Almost no evidence of successful, long-term female leaders exists from the ancient world – in the Mediterranean, Near East, Africa, Central Asia, or East Asia. The female king of Egypt, Hatshepsut, was able to take the throne for a considerable length of time, but she could only do so by sharing power with a male ruler. Empress Lü ruled for sixteen years, but always with another male at her side. Cleopatra attempted to use her sexuality and money to build alliances with warlords of the Roman empire and keep its imperial exploitation at bay; Boudicca, a noble elite of Britain led her people against Roman legions once all her kinsmen were dead. These women were exceptions, and, for the most part, served as mere placeholders.
A woman’s power in the ancient world (and perhaps even today) was always compromised from the outset, and this lecture will address the root causes of this social inequality.

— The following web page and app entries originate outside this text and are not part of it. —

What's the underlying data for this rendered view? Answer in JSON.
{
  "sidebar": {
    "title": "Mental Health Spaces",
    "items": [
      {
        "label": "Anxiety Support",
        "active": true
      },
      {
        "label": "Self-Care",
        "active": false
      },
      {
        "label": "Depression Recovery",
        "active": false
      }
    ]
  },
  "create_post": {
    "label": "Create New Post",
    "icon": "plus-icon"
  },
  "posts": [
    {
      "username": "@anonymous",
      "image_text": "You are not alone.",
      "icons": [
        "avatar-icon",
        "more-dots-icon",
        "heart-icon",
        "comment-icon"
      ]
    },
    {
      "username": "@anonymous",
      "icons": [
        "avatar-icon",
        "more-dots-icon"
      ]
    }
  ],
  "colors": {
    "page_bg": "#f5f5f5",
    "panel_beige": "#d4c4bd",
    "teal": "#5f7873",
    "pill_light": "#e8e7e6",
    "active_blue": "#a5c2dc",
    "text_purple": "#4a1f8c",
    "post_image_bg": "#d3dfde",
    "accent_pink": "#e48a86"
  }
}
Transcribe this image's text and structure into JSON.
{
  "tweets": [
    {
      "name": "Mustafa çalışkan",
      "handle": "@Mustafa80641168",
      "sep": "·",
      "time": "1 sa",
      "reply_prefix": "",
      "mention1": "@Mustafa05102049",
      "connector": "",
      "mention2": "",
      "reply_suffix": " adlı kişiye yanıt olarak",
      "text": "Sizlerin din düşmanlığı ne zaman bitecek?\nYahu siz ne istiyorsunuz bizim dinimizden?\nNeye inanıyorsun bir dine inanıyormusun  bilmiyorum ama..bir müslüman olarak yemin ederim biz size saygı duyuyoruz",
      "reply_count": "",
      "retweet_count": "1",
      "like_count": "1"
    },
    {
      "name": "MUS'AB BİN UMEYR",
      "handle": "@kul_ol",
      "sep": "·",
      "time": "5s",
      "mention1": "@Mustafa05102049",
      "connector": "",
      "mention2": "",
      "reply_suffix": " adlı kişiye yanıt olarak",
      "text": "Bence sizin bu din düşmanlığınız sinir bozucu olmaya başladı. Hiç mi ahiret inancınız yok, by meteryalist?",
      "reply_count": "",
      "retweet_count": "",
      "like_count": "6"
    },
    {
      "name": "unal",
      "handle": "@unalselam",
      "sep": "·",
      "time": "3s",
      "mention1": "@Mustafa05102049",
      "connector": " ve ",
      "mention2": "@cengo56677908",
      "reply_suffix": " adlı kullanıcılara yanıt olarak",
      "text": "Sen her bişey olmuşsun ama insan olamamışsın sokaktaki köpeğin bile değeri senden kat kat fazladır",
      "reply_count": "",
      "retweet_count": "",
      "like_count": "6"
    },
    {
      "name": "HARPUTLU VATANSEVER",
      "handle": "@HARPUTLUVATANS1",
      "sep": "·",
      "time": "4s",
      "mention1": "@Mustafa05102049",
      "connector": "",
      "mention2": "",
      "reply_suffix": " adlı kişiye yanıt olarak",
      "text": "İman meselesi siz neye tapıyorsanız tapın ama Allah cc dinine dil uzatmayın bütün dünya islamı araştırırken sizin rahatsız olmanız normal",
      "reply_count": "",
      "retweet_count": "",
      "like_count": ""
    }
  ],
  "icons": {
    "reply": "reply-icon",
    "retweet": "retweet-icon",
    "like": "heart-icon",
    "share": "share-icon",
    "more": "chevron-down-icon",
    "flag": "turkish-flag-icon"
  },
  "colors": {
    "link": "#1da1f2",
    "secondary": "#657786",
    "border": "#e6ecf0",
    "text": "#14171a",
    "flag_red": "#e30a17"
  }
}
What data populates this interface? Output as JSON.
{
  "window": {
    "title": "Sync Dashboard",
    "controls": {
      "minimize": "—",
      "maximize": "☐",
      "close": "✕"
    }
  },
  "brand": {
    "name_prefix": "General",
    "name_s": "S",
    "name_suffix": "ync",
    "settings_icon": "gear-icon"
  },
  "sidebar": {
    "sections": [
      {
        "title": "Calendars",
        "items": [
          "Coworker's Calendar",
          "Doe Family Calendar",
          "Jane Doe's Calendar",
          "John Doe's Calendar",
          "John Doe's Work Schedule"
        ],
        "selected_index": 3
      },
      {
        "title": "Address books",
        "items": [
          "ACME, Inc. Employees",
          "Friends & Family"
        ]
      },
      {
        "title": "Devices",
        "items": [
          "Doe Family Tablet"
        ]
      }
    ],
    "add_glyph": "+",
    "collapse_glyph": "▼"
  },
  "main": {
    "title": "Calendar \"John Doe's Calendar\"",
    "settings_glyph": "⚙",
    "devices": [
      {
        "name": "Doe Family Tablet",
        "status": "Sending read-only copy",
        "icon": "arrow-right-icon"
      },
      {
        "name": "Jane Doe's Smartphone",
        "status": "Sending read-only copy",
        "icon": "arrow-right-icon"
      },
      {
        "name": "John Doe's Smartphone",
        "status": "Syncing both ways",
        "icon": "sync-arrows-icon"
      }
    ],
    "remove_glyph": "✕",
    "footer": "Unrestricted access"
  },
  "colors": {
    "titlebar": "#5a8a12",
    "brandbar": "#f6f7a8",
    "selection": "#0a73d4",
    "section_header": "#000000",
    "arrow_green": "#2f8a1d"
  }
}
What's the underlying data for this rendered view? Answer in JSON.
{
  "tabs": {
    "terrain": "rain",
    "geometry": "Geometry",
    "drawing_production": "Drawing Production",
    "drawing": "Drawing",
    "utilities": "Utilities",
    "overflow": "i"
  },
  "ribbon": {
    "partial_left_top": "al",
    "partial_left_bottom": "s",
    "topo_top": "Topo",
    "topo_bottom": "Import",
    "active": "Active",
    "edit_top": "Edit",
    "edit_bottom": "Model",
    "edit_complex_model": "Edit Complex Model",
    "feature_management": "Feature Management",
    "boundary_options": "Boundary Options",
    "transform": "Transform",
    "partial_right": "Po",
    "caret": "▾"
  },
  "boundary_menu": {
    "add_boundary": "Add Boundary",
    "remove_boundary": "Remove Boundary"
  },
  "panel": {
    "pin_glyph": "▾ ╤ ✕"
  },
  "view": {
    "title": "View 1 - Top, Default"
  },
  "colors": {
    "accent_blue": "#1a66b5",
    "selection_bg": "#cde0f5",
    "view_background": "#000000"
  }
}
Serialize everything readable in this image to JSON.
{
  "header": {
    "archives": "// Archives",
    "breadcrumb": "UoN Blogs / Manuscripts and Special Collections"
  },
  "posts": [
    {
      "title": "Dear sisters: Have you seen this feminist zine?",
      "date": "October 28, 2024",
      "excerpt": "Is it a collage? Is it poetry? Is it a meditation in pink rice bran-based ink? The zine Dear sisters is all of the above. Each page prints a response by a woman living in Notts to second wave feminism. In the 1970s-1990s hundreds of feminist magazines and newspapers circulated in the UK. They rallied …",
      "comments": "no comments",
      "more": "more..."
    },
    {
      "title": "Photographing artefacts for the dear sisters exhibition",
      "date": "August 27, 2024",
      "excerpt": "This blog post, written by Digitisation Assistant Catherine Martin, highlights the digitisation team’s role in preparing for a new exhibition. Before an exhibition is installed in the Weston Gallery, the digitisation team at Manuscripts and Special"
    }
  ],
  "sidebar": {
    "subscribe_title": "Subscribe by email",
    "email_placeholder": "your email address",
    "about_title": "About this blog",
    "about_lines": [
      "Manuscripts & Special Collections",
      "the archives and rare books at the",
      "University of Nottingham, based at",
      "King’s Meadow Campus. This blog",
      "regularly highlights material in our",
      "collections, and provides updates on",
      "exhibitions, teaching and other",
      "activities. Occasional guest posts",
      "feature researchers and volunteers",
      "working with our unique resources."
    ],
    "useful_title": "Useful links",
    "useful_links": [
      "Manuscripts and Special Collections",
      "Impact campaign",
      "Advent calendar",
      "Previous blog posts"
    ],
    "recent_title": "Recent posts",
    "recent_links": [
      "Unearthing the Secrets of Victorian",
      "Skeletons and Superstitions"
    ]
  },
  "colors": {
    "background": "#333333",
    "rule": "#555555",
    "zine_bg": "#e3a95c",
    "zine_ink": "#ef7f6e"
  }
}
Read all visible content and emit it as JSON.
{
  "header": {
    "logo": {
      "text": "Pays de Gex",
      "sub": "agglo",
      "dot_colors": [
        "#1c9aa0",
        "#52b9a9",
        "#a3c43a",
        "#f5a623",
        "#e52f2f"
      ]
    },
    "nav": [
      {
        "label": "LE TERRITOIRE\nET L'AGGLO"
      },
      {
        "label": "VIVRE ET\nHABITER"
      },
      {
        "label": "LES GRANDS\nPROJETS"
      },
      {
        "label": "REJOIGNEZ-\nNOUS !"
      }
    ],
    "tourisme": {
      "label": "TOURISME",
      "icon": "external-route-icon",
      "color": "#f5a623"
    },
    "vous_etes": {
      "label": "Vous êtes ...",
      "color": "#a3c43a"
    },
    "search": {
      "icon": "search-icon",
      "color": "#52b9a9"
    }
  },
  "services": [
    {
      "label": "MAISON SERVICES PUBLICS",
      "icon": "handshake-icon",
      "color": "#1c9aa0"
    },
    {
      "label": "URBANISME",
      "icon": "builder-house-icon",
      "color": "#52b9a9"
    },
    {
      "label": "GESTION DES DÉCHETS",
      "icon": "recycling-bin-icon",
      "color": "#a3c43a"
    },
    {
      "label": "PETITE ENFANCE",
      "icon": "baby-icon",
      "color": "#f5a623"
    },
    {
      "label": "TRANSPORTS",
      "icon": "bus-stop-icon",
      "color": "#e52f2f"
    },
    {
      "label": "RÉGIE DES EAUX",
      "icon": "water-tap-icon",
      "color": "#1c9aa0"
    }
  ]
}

Given this social reality in the ancient world, how then did women negotiate their limited leadership
roles? Were they able to rule “behind the throne” so to speak? How are we to find a woman’s power when it was so habitually cloaked by a man’s dominance? This lecture will address those questions and ask how much of this ancient reality still touches us today.
ABOUT THE SPEAKER: Dr. Kathlyn (Kara) Cooney is a professor of Egyptian Art and Architecture at UCLA. Specializing in craft production, coffin studies, and economies in the ancient world, Cooney received her PhD in Egyptology from Johns Hopkins University. In 2005, she was co-curator of Tutankhamun and the Golden Age of the Pharaohs at the Los Angeles County Museum of Art. Cooney produced a comparative archaeology television series, entitled Out of Egypt, which aired in 2009 on the Discovery Channel and is available online via Netflix and Amazon.
The Woman Who Would Be King: Hatshepsut’s Rise to Power in Ancient Egypt, Cooney’s first trade book, was released in 2014 and benefits from her expert perspective on Egypt’s ancient history to craft an illuminating biography of its least well-known female king. As an archaeologist who spent years at various excavations in Egypt, Cooney draws from the latest field research to fill in the gaps in the historical record of Hatshepsut.
Cooney’s current research in coffin reuse, primarily focusing on the 19th and 21st Dynasties, is ongoing. Her research investigates the socioeconomic and political turmoil that have plagued the period, ultimately affecting funerary and burial practices in ancient Egypt. This project has taken her around the world over the span of five to six years to study and document nearly 300 coffins in collections, including those in Cairo, London, Paris, Berlin, and Vatican City.